Success isn’t money. Success isn’t fame. Success isn’t merely climbing the top of the corporate ladder. Or achieving “entrepreneur” status. Or even being the best at what you do.
Maybe you’re a renowned scientist. Or a heart surgeon who saves lives. Or a published author. Maybe you’re the president of a nonprofit organization dedicated to liberating young girls from illegal sex trafficking. Very impressive; few would disagree.
But what makes these individuals truly successful is not their skill, their talent, or their unbridled passion for what they do. Even passion is not enough to make you succeed. In her prominent novel, Grit: The Power of Passion and Perseverance, thought leader Angela Duckworth recognizes passion as a vital ingredient of grit, which she defines as “perseverance and passion for long-term goals”.
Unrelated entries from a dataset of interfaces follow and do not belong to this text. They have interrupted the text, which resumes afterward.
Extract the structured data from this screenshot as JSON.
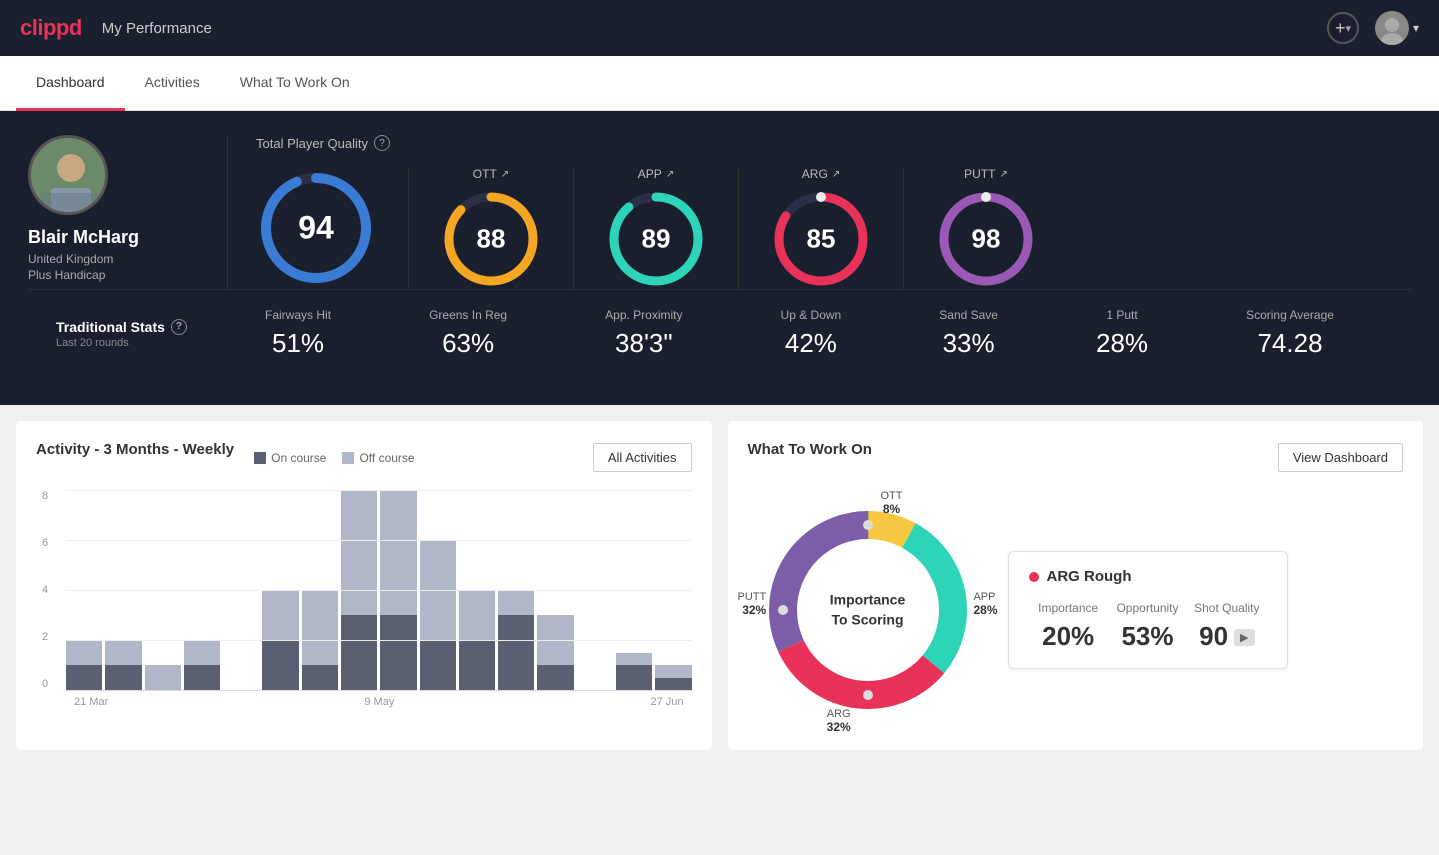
{
  "header": {
    "logo": "clippd",
    "title": "My Performance",
    "add_icon": "+",
    "chevron": "▾"
  },
  "tabs": [
    {
      "label": "Dashboard",
      "active": true
    },
    {
      "label": "Activities",
      "active": false
    },
    {
      "label": "What To Work On",
      "active": false
    }
  ],
  "player": {
    "name": "Blair McHarg",
    "country": "United Kingdom",
    "handicap": "Plus Handicap"
  },
  "total_player_quality": {
    "label": "Total Player Quality",
    "value": 94,
    "categories": [
      {
        "label": "OTT",
        "value": 88,
        "color": "#f5a623",
        "bg": "#333"
      },
      {
        "label": "APP",
        "value": 89,
        "color": "#2dd4b8",
        "bg": "#333"
      },
      {
        "label": "ARG",
        "value": 85,
        "color": "#e8325a",
        "bg": "#333"
      },
      {
        "label": "PUTT",
        "value": 98,
        "color": "#9b59b6",
        "bg": "#333"
      }
    ]
  },
  "traditional_stats": {
    "title": "Traditional Stats",
    "subtitle": "Last 20 rounds",
    "stats": [
      {
        "name": "Fairways Hit",
        "value": "51%"
      },
      {
        "name": "Greens In Reg",
        "value": "63%"
      },
      {
        "name": "App. Proximity",
        "value": "38'3\""
      },
      {
        "name": "Up & Down",
        "value": "42%"
      },
      {
        "name": "Sand Save",
        "value": "33%"
      },
      {
        "name": "1 Putt",
        "value": "28%"
      },
      {
        "name": "Scoring Average",
        "value": "74.28"
      }
    ]
  },
  "activity_chart": {
    "title": "Activity - 3 Months - Weekly",
    "legend": {
      "on_course": "On course",
      "off_course": "Off course"
    },
    "button": "All Activities",
    "y_labels": [
      "8",
      "6",
      "4",
      "2",
      "0"
    ],
    "x_labels": [
      "21 Mar",
      "9 May",
      "27 Jun"
    ],
    "bars": [
      {
        "on": 1,
        "off": 1
      },
      {
        "on": 1,
        "off": 1
      },
      {
        "on": 0,
        "off": 1
      },
      {
        "on": 1,
        "off": 1
      },
      {
        "on": 0,
        "off": 0
      },
      {
        "on": 2,
        "off": 2
      },
      {
        "on": 1,
        "off": 3
      },
      {
        "on": 3,
        "off": 5
      },
      {
        "on": 3,
        "off": 5
      },
      {
        "on": 2,
        "off": 4
      },
      {
        "on": 2,
        "off": 2
      },
      {
        "on": 3,
        "off": 1
      },
      {
        "on": 1,
        "off": 2
      },
      {
        "on": 0,
        "off": 0
      },
      {
        "on": 1,
        "off": 0.5
      },
      {
        "on": 0.5,
        "off": 0.5
      }
    ]
  },
  "what_to_work_on": {
    "title": "What To Work On",
    "button": "View Dashboard",
    "donut_center": "Importance\nTo Scoring",
    "segments": [
      {
        "label": "OTT",
        "pct": "8%",
        "color": "#f5c842"
      },
      {
        "label": "APP",
        "pct": "28%",
        "color": "#2dd4b8"
      },
      {
        "label": "ARG",
        "pct": "32%",
        "color": "#e8325a"
      },
      {
        "label": "PUTT",
        "pct": "32%",
        "color": "#7b5ea7"
      }
    ],
    "selected_card": {
      "title": "ARG Rough",
      "cols": [
        {
          "label": "Importance",
          "value": "20%"
        },
        {
          "label": "Opportunity",
          "value": "53%"
        },
        {
          "label": "Shot Quality",
          "value": "90",
          "badge": true
        }
      ]
    }
  }
}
But she deliberately emphasizes that passion without perseverance is no recipe for success. In fact, it will inevitably lead you to fizzle out. So what does keep the gears turning?
While Duckworth offers one theory, the theory of grit, I believe there’s more to it.
Genuine success is not merely unwavering commitment to a cause, through thick and thin. Though there’s a lot to be said for that, too.
Genuine success is most aptly defined by growth. Elaborating on Duckworth’s ideas, grit certainly builds a strong foundation upon which one can foster growth, but it alone is not enough.
Humans Are Dynamic
Humans are a dynamic, ever-changing species. Our lives aren’t static. To treat them as such, by proclaiming that success is a destination that we reach, rather than a constantly evolving practice, is a disservice to everyone.
Success cannot wholly be measured by how much money we make, how much we produce, or how good we are. While these are often great indicators that we are successful, that is not always the case. To infiltrate young minds with this distorted version of success, based solely on money, productivity, and skillset, robs them of the opportunity…